Software-defined radio (SDR) is a radio communication system where components that have been typically implemented in hardware (e.g. mixers, filters, amplifiers, modulators/demodulators, detectors, etc.) are instead implemented by means of software on a personal computer or embedded system. From Wikipedia, the free encyclopedia
One of the advantages of SDR is the ability to give anyone with access to a web browser the ability to listen to and tune a remote receiver.
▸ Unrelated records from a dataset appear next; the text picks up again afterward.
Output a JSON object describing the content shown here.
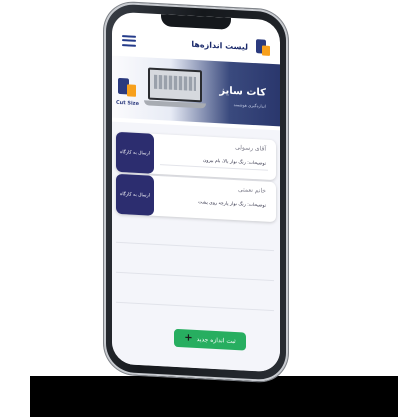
{
  "header": {
    "title": "لیست اندازه‌ها",
    "menu_icon": "hamburger-icon",
    "logo_icon": "app-logo-icon"
  },
  "banner": {
    "title": "کات سایز",
    "subtitle": "اندازه‌گیری هوشمند",
    "logo_text": "Cut Size"
  },
  "cards": [
    {
      "name": "آقای رسولی",
      "description": "توضیحات: رنگ نوار بالا، نام بیرون",
      "action_label": "ارسال به کارگاه"
    },
    {
      "name": "خانم نعمتی",
      "description": "توضیحات: رنگ نوار پارچه روی پشت",
      "action_label": "ارسال به کارگاه"
    }
  ],
  "add_button": {
    "label": "ثبت اندازه جدید",
    "icon": "plus-icon"
  },
  "colors": {
    "primary": "#2c2d6f",
    "accent": "#f7a01c",
    "success": "#27ae60"
  }
}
One of these systems is a site called WebSDR at www.websdr.org
This software was developed by an assistant professor at the University of Twente in the Netherlands.
Pieter-Tjerk De Boer http://wwwhome.ewi.utwente.nl/~ptdeboer/ is a radio amateur who wrote the SDR decoding and server software to enable anyone to set up a remotely accessible receiver and have it linked from his WebSDR page.
The club has set up two SDR receivers in the club shack, using the WebSDR software on a portion of the 80m and 40m bands via the following equipment.
The hardware consists of 2 x SoftRock RX Ensemble II HF receivers, one for each band.
These direct conversion receivers have software programmable oscillators and generate an in phase and quadrature audio component of the desired frequency.
These two audio streams are fed into an Asus U5 USB sound card via the stereo line in input. One for each receiver.
The sound cards digitise the signal and feed it to the decoding software in a NUC box computer which is running a Linux Mint operating system.
The decoding and server software is adjusted via a config file to set parameters such as frequency coverage, number of users, etc.
The frequency range is determined by the bandwidth of the sound card being used, in this case it is 192kHz so it can be set only for a 192kHz slice of a particular band.
The software being used allows multiple users to independently tune signals and adjust modes, bandwidth, squelch, volume and to record an audio file of the signal.